= Beginning of Section =

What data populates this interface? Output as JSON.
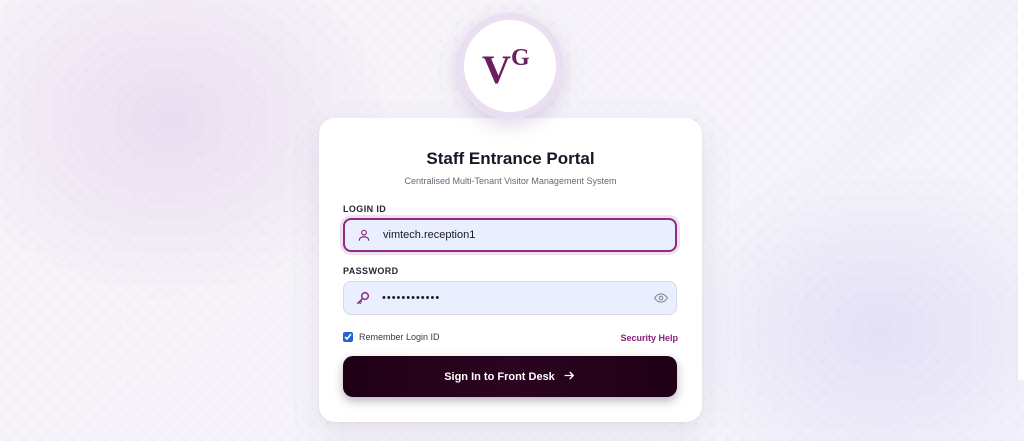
{
  "logo": {
    "letters": "VG",
    "primary_letter": "V",
    "secondary_letter": "G",
    "color": "#6b1f5e"
  },
  "card": {
    "title": "Staff Entrance Portal",
    "subtitle": "Centralised Multi-Tenant Visitor Management System"
  },
  "login": {
    "label": "LOGIN ID",
    "value": "vimtech.reception1",
    "icon": "user-icon"
  },
  "password": {
    "label": "PASSWORD",
    "value": "••••••••••••",
    "icon": "key-icon",
    "toggle_icon": "eye-icon"
  },
  "remember": {
    "label": "Remember Login ID",
    "checked": true
  },
  "help_link": "Security Help",
  "submit": {
    "label": "Sign In to Front Desk",
    "icon": "arrow-right-icon"
  },
  "colors": {
    "accent": "#8e2d7f",
    "button": "#1f0015",
    "field_bg": "#e9efff"
  }
}
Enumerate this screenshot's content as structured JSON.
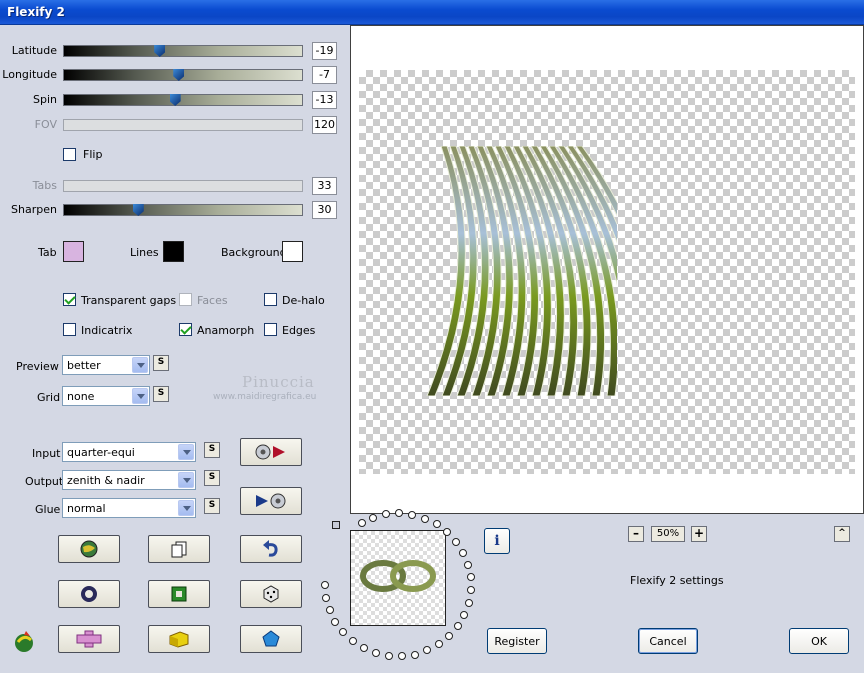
{
  "window": {
    "title": "Flexify 2"
  },
  "sliders": [
    {
      "key": "latitude",
      "label": "Latitude",
      "value": "-19",
      "fraction": 0.4,
      "disabled": false
    },
    {
      "key": "longitude",
      "label": "Longitude",
      "value": "-7",
      "fraction": 0.48,
      "disabled": false
    },
    {
      "key": "spin",
      "label": "Spin",
      "value": "-13",
      "fraction": 0.465,
      "disabled": false
    },
    {
      "key": "fov",
      "label": "FOV",
      "value": "120",
      "fraction": null,
      "disabled": true
    },
    {
      "key": "tabs",
      "label": "Tabs",
      "value": "33",
      "fraction": null,
      "disabled": true
    },
    {
      "key": "sharpen",
      "label": "Sharpen",
      "value": "30",
      "fraction": 0.31,
      "disabled": false
    }
  ],
  "flip": {
    "label": "Flip",
    "checked": false
  },
  "colors": {
    "tab": {
      "label": "Tab",
      "color": "#d8b4e0"
    },
    "lines": {
      "label": "Lines",
      "color": "#000000"
    },
    "background": {
      "label": "Background",
      "color": "#ffffff"
    }
  },
  "options": {
    "transparent_gaps": {
      "label": "Transparent gaps",
      "checked": true
    },
    "faces": {
      "label": "Faces",
      "checked": false,
      "disabled": true
    },
    "de_halo": {
      "label": "De-halo",
      "checked": false
    },
    "indicatrix": {
      "label": "Indicatrix",
      "checked": false
    },
    "anamorph": {
      "label": "Anamorph",
      "checked": true
    },
    "edges": {
      "label": "Edges",
      "checked": false
    }
  },
  "preview_quality": {
    "label": "Preview",
    "value": "better"
  },
  "grid": {
    "label": "Grid",
    "value": "none"
  },
  "input": {
    "label": "Input",
    "value": "quarter-equi"
  },
  "output": {
    "label": "Output",
    "value": "zenith & nadir"
  },
  "glue": {
    "label": "Glue",
    "value": "normal"
  },
  "s_label": "S",
  "watermark": {
    "name": "Pinuccia",
    "url": "www.maidiregrafica.eu"
  },
  "zoom": {
    "value": "50%",
    "minus": "–",
    "plus": "+",
    "collapse": "^"
  },
  "info_label": "i",
  "status": "Flexify 2 settings",
  "buttons": {
    "register": "Register",
    "cancel": "Cancel",
    "ok": "OK"
  },
  "icons": {
    "play_in": "disc-play-icon",
    "play_out": "play-disc-icon",
    "row1": [
      "globe-icon",
      "copy-page-icon",
      "undo-icon"
    ],
    "row2": [
      "ring-icon",
      "square-frame-icon",
      "dice-icon"
    ],
    "row3": [
      "plus-shape-icon",
      "cube-icon",
      "pentagon-icon"
    ],
    "logo": "flexify-logo-icon"
  }
}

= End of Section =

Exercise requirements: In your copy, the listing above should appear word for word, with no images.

The completed task:
What data populates this interface? Output as JSON.
{
  "logo": {
    "letters": "VG",
    "primary_letter": "V",
    "secondary_letter": "G",
    "color": "#6b1f5e"
  },
  "card": {
    "title": "Staff Entrance Portal",
    "subtitle": "Centralised Multi-Tenant Visitor Management System"
  },
  "login": {
    "label": "LOGIN ID",
    "value": "vimtech.reception1",
    "icon": "user-icon"
  },
  "password": {
    "label": "PASSWORD",
    "value": "••••••••••••",
    "icon": "key-icon",
    "toggle_icon": "eye-icon"
  },
  "remember": {
    "label": "Remember Login ID",
    "checked": true
  },
  "help_link": "Security Help",
  "submit": {
    "label": "Sign In to Front Desk",
    "icon": "arrow-right-icon"
  },
  "colors": {
    "accent": "#8e2d7f",
    "button": "#1f0015",
    "field_bg": "#e9efff"
  }
}
Enumerate this screenshot's content as structured JSON.
{
  "window": {
    "title": "Flexify 2"
  },
  "sliders": [
    {
      "key": "latitude",
      "label": "Latitude",
      "value": "-19",
      "fraction": 0.4,
      "disabled": false
    },
    {
      "key": "longitude",
      "label": "Longitude",
      "value": "-7",
      "fraction": 0.48,
      "disabled": false
    },
    {
      "key": "spin",
      "label": "Spin",
      "value": "-13",
      "fraction": 0.465,
      "disabled": false
    },
    {
      "key": "fov",
      "label": "FOV",
      "value": "120",
      "fraction": null,
      "disabled": true
    },
    {
      "key": "tabs",
      "label": "Tabs",
      "value": "33",
      "fraction": null,
      "disabled": true
    },
    {
      "key": "sharpen",
      "label": "Sharpen",
      "value": "30",
      "fraction": 0.31,
      "disabled": false
    }
  ],
  "flip": {
    "label": "Flip",
    "checked": false
  },
  "colors": {
    "tab": {
      "label": "Tab",
      "color": "#d8b4e0"
    },
    "lines": {
      "label": "Lines",
      "color": "#000000"
    },
    "background": {
      "label": "Background",
      "color": "#ffffff"
    }
  },
  "options": {
    "transparent_gaps": {
      "label": "Transparent gaps",
      "checked": true
    },
    "faces": {
      "label": "Faces",
      "checked": false,
      "disabled": true
    },
    "de_halo": {
      "label": "De-halo",
      "checked": false
    },
    "indicatrix": {
      "label": "Indicatrix",
      "checked": false
    },
    "anamorph": {
      "label": "Anamorph",
      "checked": true
    },
    "edges": {
      "label": "Edges",
      "checked": false
    }
  },
  "preview_quality": {
    "label": "Preview",
    "value": "better"
  },
  "grid": {
    "label": "Grid",
    "value": "none"
  },
  "input": {
    "label": "Input",
    "value": "quarter-equi"
  },
  "output": {
    "label": "Output",
    "value": "zenith & nadir"
  },
  "glue": {
    "label": "Glue",
    "value": "normal"
  },
  "s_label": "S",
  "watermark": {
    "name": "Pinuccia",
    "url": "www.maidiregrafica.eu"
  },
  "zoom": {
    "value": "50%",
    "minus": "–",
    "plus": "+",
    "collapse": "^"
  },
  "info_label": "i",
  "status": "Flexify 2 settings",
  "buttons": {
    "register": "Register",
    "cancel": "Cancel",
    "ok": "OK"
  },
  "icons": {
    "play_in": "disc-play-icon",
    "play_out": "play-disc-icon",
    "row1": [
      "globe-icon",
      "copy-page-icon",
      "undo-icon"
    ],
    "row2": [
      "ring-icon",
      "square-frame-icon",
      "dice-icon"
    ],
    "row3": [
      "plus-shape-icon",
      "cube-icon",
      "pentagon-icon"
    ],
    "logo": "flexify-logo-icon"
  }
}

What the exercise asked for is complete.